Now each side sees the other as illegitimate, and federal lawmakers have ruled Abiy's government should cut off contact with -- and funding to -- Tigray's leadership.

In recent days tensions have risen over who controls federal military assets in Tigray.

The region is home to a large portion of federal military personnel and equipment, a legacy of Ethiopia's brutal 1998-2000 border war with Eritrea, its northern neighbour. 

The International Crisis Group, citing "former Tigrayan officers", said in a report last week that Tigray "comprises more than half of the armed forces' total personnel and mechanised divisions".

Last week Tigray blocked a general appointed by Abiy from assuming a new posting, saying Abiy no longer had the authority to make such moves.

-'Playing with fire'-

Tigrayan officials have said in recent days they would not initiate a military conflict. 

"We will never be the first to shoot nor the first to blink," Getachew Reda, a senior member of the TPLF, told AFP last week. 

On Tuesday night, hours before Abiy's announcement, Wondimu Asamnew, another senior Tigrayan official, told AFP the federal government was amassing troops on the southern border of Tigray -- a claim that could not be independently verified.

"I think when it comes to military mobilisation, it's not child's play. It can trigger all-out war... what they are doing is playing with fire," Wondimu said. 
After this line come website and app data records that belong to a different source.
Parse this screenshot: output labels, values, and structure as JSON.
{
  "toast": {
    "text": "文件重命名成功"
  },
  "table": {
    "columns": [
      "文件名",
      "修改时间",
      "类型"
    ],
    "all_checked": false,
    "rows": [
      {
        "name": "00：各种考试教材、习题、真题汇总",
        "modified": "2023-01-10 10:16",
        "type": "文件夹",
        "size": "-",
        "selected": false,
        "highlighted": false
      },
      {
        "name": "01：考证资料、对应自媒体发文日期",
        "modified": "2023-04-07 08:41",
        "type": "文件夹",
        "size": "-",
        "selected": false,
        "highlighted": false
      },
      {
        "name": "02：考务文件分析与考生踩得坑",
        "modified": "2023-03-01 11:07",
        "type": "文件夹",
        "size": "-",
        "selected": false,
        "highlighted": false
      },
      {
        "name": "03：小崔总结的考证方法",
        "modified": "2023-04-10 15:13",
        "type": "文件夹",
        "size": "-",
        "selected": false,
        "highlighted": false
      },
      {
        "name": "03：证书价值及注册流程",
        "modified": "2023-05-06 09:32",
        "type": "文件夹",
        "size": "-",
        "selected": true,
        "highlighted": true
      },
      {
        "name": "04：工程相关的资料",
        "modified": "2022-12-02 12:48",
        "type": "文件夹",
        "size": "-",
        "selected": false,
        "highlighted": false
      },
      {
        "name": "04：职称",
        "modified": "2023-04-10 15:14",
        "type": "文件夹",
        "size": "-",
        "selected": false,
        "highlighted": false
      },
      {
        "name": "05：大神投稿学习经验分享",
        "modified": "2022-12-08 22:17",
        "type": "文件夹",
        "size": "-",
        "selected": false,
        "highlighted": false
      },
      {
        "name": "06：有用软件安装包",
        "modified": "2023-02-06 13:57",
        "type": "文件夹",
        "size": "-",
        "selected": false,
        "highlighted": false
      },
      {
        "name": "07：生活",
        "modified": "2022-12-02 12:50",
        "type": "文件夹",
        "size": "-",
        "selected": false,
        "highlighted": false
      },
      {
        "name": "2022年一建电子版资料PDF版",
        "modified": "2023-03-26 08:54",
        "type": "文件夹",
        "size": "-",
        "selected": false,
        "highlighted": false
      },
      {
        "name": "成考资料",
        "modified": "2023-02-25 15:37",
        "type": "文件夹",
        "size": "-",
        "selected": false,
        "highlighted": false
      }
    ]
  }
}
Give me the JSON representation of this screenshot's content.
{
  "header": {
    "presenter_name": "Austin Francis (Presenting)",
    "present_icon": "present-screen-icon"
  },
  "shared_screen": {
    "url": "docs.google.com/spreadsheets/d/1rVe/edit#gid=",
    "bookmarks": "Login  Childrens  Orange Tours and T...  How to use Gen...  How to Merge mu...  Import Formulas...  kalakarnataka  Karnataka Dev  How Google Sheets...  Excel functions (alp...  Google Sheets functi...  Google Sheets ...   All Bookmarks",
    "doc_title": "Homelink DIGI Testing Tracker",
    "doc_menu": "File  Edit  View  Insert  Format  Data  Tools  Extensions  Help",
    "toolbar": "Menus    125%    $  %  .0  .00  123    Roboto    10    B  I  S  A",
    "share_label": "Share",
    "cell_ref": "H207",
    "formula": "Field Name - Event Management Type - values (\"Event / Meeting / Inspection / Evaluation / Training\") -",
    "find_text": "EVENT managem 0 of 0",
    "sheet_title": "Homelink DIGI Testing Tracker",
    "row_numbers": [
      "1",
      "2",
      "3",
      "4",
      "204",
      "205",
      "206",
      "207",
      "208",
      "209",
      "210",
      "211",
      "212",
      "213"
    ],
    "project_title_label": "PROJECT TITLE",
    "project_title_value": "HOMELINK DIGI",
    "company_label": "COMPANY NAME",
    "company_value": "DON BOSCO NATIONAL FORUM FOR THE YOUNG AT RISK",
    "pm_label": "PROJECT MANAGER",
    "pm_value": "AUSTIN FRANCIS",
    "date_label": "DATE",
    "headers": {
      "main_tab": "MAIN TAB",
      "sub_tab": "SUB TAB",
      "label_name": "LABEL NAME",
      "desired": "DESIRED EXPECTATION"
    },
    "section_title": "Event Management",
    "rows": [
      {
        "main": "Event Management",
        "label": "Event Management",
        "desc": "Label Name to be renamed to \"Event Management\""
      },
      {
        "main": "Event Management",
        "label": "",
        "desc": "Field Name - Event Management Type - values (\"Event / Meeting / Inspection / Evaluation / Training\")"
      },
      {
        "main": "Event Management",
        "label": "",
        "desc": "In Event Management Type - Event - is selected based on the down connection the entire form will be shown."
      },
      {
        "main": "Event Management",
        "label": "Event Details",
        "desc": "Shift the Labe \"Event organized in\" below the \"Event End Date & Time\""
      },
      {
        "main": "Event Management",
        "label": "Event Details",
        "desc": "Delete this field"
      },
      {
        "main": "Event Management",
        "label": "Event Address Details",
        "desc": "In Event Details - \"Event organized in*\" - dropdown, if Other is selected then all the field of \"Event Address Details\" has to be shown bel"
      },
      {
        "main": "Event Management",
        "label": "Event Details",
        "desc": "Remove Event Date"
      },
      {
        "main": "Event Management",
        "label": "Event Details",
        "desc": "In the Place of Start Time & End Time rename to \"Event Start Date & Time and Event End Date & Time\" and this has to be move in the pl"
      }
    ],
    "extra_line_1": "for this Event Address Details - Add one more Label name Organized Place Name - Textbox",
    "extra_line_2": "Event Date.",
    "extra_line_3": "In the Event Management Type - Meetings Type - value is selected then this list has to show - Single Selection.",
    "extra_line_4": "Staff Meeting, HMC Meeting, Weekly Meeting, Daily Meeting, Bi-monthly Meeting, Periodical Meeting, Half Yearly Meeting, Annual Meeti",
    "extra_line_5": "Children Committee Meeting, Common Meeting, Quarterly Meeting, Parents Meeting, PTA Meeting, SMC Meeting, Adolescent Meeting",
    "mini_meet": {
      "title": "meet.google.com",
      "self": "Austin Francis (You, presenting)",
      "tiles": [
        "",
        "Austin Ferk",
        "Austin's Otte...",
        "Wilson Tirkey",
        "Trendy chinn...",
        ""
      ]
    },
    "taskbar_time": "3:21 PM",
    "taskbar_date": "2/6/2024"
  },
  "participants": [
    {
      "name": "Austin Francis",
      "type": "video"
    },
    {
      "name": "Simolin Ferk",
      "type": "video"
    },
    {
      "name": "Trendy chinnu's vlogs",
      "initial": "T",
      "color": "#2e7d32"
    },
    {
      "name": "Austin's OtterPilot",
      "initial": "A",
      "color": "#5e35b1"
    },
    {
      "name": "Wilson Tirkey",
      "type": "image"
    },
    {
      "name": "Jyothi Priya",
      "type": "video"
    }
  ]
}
"A small spark can ignite the whole region. So I think we are on the alert and I can assure you we are capable of defending ourselves."

rcb/rma